- On the first day of camp, the first observation is the overwhelming amount of people. The huge mass is split up into various schools. Some staffs send under five kids, other staffs send more than 20 kids. The 395 students are made up of editors in chief to beginning journalism students. Their ideas of what to bring back to their adviser and share with their fellow staff members differs, but they are all here for the purpose of bettering their school’s publication.
Grosse Pointe South is made up of 25 student journalists. Within the staff, students split up in various classes depending on their role on staff next year. For example, page editors are taking InDesign classes, while the leadership team is taking Taking Your Newspaper to the Edge.
They hope to apply the concepts of their classes during the redesign of the paper, an annual occurrence for South to tweak different pages.

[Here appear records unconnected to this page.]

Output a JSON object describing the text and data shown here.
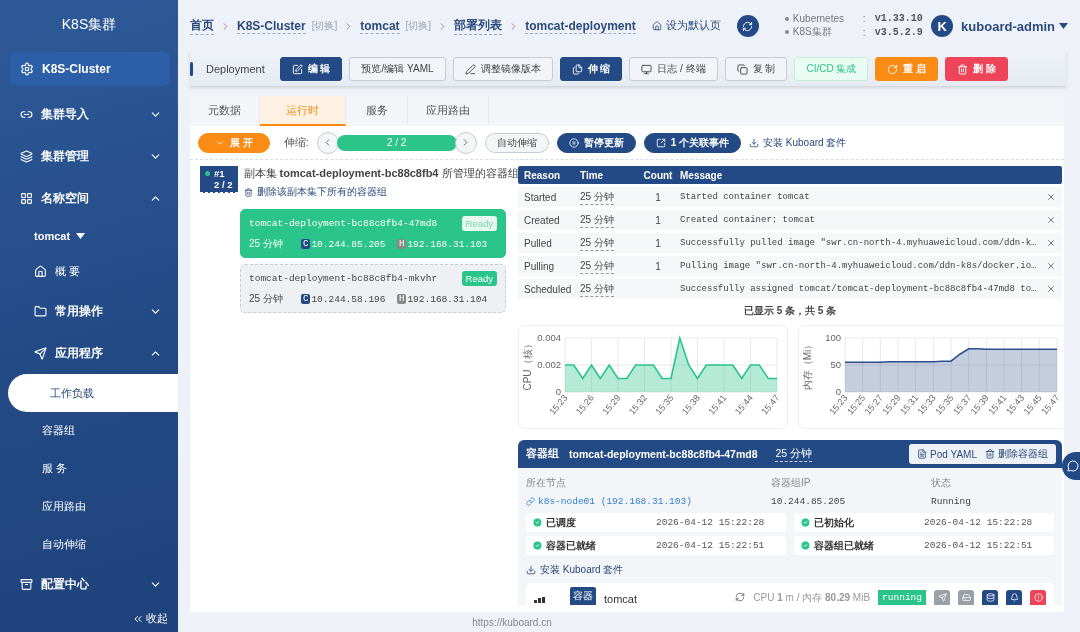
{
  "sidebar": {
    "title": "K8S集群",
    "cluster": "K8S-Cluster",
    "items": [
      {
        "kind": "group",
        "label": "集群导入",
        "expanded": false
      },
      {
        "kind": "group",
        "label": "集群管理",
        "expanded": false
      },
      {
        "kind": "group",
        "label": "名称空间",
        "expanded": true,
        "children": [
          {
            "kind": "namespace",
            "label": "tomcat"
          },
          {
            "kind": "link",
            "label": "概 要",
            "selected": false
          },
          {
            "kind": "group",
            "label": "常用操作",
            "expanded": false
          },
          {
            "kind": "group",
            "label": "应用程序",
            "expanded": true,
            "children": [
              {
                "kind": "link",
                "label": "工作负载",
                "selected": true
              },
              {
                "kind": "link",
                "label": "容器组",
                "selected": false
              },
              {
                "kind": "link",
                "label": "服 务",
                "selected": false
              },
              {
                "kind": "link",
                "label": "应用路由",
                "selected": false
              },
              {
                "kind": "link",
                "label": "自动伸缩",
                "selected": false
              }
            ]
          }
        ]
      },
      {
        "kind": "group",
        "label": "配置中心",
        "expanded": false
      }
    ],
    "collapse": "收起"
  },
  "breadcrumb": [
    {
      "label": "首页"
    },
    {
      "label": "K8S-Cluster",
      "switch": "[切换]"
    },
    {
      "label": "tomcat",
      "switch": "[切换]"
    },
    {
      "label": "部署列表"
    },
    {
      "label": "tomcat-deployment"
    }
  ],
  "set_default": "设为默认页",
  "versions": [
    {
      "name": "Kubernetes",
      "sep": ":",
      "value": "v1.33.10"
    },
    {
      "name": "K8S集群",
      "sep": ":",
      "value": "v3.5.2.9"
    }
  ],
  "user": {
    "initial": "K",
    "name": "kuboard-admin"
  },
  "toolbar": {
    "kind": "Deployment",
    "buttons": [
      {
        "label": "编 辑"
      },
      {
        "label": "预览/编辑 YAML"
      },
      {
        "label": "调整镜像版本"
      },
      {
        "label": "伸 缩"
      },
      {
        "label": "日志 / 终端"
      },
      {
        "label": "复 制"
      },
      {
        "label": "CI/CD 集成"
      },
      {
        "label": "重 启"
      },
      {
        "label": "删 除"
      }
    ]
  },
  "tabs": [
    {
      "label": "元数据",
      "selected": false
    },
    {
      "label": "运行时",
      "selected": true
    },
    {
      "label": "服务",
      "selected": false
    },
    {
      "label": "应用路由",
      "selected": false
    }
  ],
  "controls": {
    "expand": "展 开",
    "scale_label": "伸缩:",
    "replicas": "2 / 2",
    "autoscale": "自动伸缩",
    "pause": "暂停更新",
    "events": "1 个关联事件",
    "install": "安装 Kuboard 套件"
  },
  "replicaset": {
    "index": "#1",
    "ratio": "2 / 2",
    "title": "副本集 **tomcat-deployment-bc88c8fb4** 所管理的容器组",
    "delete": "删除该副本集下所有的容器组",
    "pods": [
      {
        "name": "tomcat-deployment-bc88c8fb4-47md8",
        "status": "Ready",
        "age": "25 分钟",
        "ips": [
          {
            "tag": "C",
            "value": "10.244.85.205"
          },
          {
            "tag": "H",
            "value": "192.168.31.103"
          }
        ],
        "selected": true
      },
      {
        "name": "tomcat-deployment-bc88c8fb4-mkvhr",
        "status": "Ready",
        "age": "25 分钟",
        "ips": [
          {
            "tag": "C",
            "value": "10.244.58.196"
          },
          {
            "tag": "H",
            "value": "192.168.31.104"
          }
        ],
        "selected": false
      }
    ]
  },
  "events": {
    "columns": [
      "Reason",
      "Time",
      "Count",
      "Message"
    ],
    "rows": [
      {
        "reason": "Started",
        "time": "25 分钟",
        "count": "1",
        "message": "Started container tomcat"
      },
      {
        "reason": "Created",
        "time": "25 分钟",
        "count": "1",
        "message": "Created container: tomcat"
      },
      {
        "reason": "Pulled",
        "time": "25 分钟",
        "count": "1",
        "message": "Successfully pulled image \"swr.cn-north-4.myhuaweicloud.com/ddn-k…"
      },
      {
        "reason": "Pulling",
        "time": "25 分钟",
        "count": "1",
        "message": "Pulling image \"swr.cn-north-4.myhuaweicloud.com/ddn-k8s/docker.io…"
      },
      {
        "reason": "Scheduled",
        "time": "25 分钟",
        "message": "Successfully assigned tomcat/tomcat-deployment-bc88c8fb4-47md8 to…"
      }
    ],
    "summary": "已显示 5 条，共 5 条"
  },
  "charts": [
    {
      "chart_data": {
        "type": "area",
        "ylabel": "CPU（核）",
        "categories": [
          "15:23",
          null,
          null,
          "15:26",
          null,
          null,
          "15:29",
          null,
          null,
          "15:32",
          null,
          null,
          "15:35",
          null,
          null,
          "15:38",
          null,
          null,
          "15:41",
          null,
          null,
          "15:44",
          null,
          null,
          "15:47"
        ],
        "series": [
          {
            "color": "#2bc48a",
            "values": [
              0.002,
              0.002,
              0.001,
              0.002,
              0.001,
              0.002,
              0.001,
              0.001,
              0.002,
              0.002,
              0.002,
              0.001,
              0.001,
              0.004,
              0.002,
              0.001,
              0.002,
              0.002,
              0.002,
              0.002,
              0.001,
              0.002,
              0.002,
              0.001,
              0.001
            ]
          }
        ],
        "grid": true,
        "ylim": [
          0,
          0.004
        ],
        "yticks": [
          {
            "value": 0,
            "label": "0"
          },
          {
            "value": 0.002,
            "label": "0.002"
          },
          {
            "value": 0.004,
            "label": "0.004"
          }
        ]
      }
    },
    {
      "chart_data": {
        "type": "area",
        "ylabel": "内存（Mi）",
        "categories": [
          "15:23",
          null,
          "15:25",
          null,
          "15:27",
          null,
          "15:29",
          null,
          "15:31",
          null,
          "15:33",
          null,
          "15:35",
          null,
          "15:37",
          null,
          "15:39",
          null,
          "15:41",
          null,
          "15:43",
          null,
          "15:45",
          null,
          "15:47"
        ],
        "series": [
          {
            "color": "#2f4f8a",
            "values": [
              55,
              55,
              55,
              55,
              55,
              56,
              56,
              56,
              56,
              56,
              56,
              57,
              57,
              70,
              80,
              80,
              79,
              79,
              79,
              79,
              79,
              79,
              79,
              79,
              79
            ]
          }
        ],
        "grid": true,
        "ylim": [
          0,
          100
        ],
        "yticks": [
          {
            "value": 0,
            "label": "0"
          },
          {
            "value": 50,
            "label": "50"
          },
          {
            "value": 100,
            "label": "100"
          }
        ]
      }
    }
  ],
  "pod_detail": {
    "label": "容器组",
    "name": "tomcat-deployment-bc88c8fb4-47md8",
    "age": "25 分钟",
    "buttons": [
      "Pod YAML",
      "删除容器组"
    ],
    "fields": [
      {
        "label": "所在节点",
        "value": "k8s-node01 (192.168.31.103)",
        "kind": "link"
      },
      {
        "label": "容器组IP",
        "value": "10.244.85.205",
        "kind": "text"
      },
      {
        "label": "状态",
        "value": "Running",
        "kind": "text"
      }
    ],
    "conditions": [
      {
        "label": "已调度",
        "time": "2026-04-12 15:22:28",
        "ok": true
      },
      {
        "label": "已初始化",
        "time": "2026-04-12 15:22:28",
        "ok": true
      },
      {
        "label": "容器已就绪",
        "time": "2026-04-12 15:22:51",
        "ok": true
      },
      {
        "label": "容器组已就绪",
        "time": "2026-04-12 15:22:51",
        "ok": true
      }
    ],
    "install": "安装 Kuboard 套件",
    "container": {
      "tag": "容器",
      "name": "tomcat",
      "usage": "CPU **1** m / 内存 **80.29** MiB",
      "status": "running"
    }
  },
  "status_url": "https://kuboard.cn"
}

“I think this year, it’s going to be about engaging the students really, writing things that are not only interesting to the community but to really find things that make kids want to read the paper more,” editor-in-chief Megan Fleming said.
Although South adviser and MIPA instructor Jeff Nardone wasn’t expecting such a large number at first, he looked forward to bringing more kids.
“I always like that students want to come to a class, like this or an opportunity like this,” Nardone said. “I always say ‘I’m a teacher, I’ve got great ideas, the students like me and respect me, but there are some great teachers from around the country here that can give them great opportunities to learn.’”
The reason for a growing number of South students going to MIPA is because of an increasing number of journalism students back at the school.
“For the first 10 years I advised, I had one section, 30 kids, that was it. Now I have three sections with about 85 kids. One section does the website, and two sections do the newspaper,” Nardone continued.
To be able to bounce ideas off each other, the campers sit with each other at mealtimes, and occasionally meet with Nardone for a dinner off-campus.
“We check in with him, he checks in with us,” Fleming said.
Compared to smaller staff sizes at the camp, administrators such as Chad Sanders have noticed communication differences, especially when returning home to the rest of the students.
“When you’re here with your whole staff, you don’t have to make that sales pitch (to the non-camp students). Everybody’s here, everybody knows what’s awesome, everybody’s ready to go,” Sanders explained.
You can see the small staff point of view here.